§ Extracted material
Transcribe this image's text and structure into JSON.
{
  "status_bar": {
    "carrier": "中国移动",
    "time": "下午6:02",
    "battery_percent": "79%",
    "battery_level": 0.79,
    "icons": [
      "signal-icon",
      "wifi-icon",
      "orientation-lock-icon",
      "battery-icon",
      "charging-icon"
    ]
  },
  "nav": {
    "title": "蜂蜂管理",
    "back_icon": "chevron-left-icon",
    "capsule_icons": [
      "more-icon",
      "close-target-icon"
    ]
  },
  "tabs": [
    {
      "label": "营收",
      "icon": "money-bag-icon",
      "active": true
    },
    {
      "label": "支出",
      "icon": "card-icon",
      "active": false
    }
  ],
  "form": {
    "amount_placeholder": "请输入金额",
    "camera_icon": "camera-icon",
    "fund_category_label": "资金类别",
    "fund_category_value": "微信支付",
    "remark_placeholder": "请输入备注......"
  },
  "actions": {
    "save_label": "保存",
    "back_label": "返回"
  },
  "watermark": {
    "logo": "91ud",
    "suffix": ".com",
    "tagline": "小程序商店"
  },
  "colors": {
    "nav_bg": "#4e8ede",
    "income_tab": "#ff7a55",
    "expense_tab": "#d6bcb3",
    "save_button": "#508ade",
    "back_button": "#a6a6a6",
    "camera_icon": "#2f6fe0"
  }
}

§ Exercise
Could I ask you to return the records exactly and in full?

§ Solution
Transcribe this image's text and structure into JSON.
{
  "status_bar": {
    "carrier": "中国移动",
    "time": "下午6:02",
    "battery_percent": "79%",
    "battery_level": 0.79,
    "icons": [
      "signal-icon",
      "wifi-icon",
      "orientation-lock-icon",
      "battery-icon",
      "charging-icon"
    ]
  },
  "nav": {
    "title": "蜂蜂管理",
    "back_icon": "chevron-left-icon",
    "capsule_icons": [
      "more-icon",
      "close-target-icon"
    ]
  },
  "tabs": [
    {
      "label": "营收",
      "icon": "money-bag-icon",
      "active": true
    },
    {
      "label": "支出",
      "icon": "card-icon",
      "active": false
    }
  ],
  "form": {
    "amount_placeholder": "请输入金额",
    "camera_icon": "camera-icon",
    "fund_category_label": "资金类别",
    "fund_category_value": "微信支付",
    "remark_placeholder": "请输入备注......"
  },
  "actions": {
    "save_label": "保存",
    "back_label": "返回"
  },
  "watermark": {
    "logo": "91ud",
    "suffix": ".com",
    "tagline": "小程序商店"
  },
  "colors": {
    "nav_bg": "#4e8ede",
    "income_tab": "#ff7a55",
    "expense_tab": "#d6bcb3",
    "save_button": "#508ade",
    "back_button": "#a6a6a6",
    "camera_icon": "#2f6fe0"
  }
}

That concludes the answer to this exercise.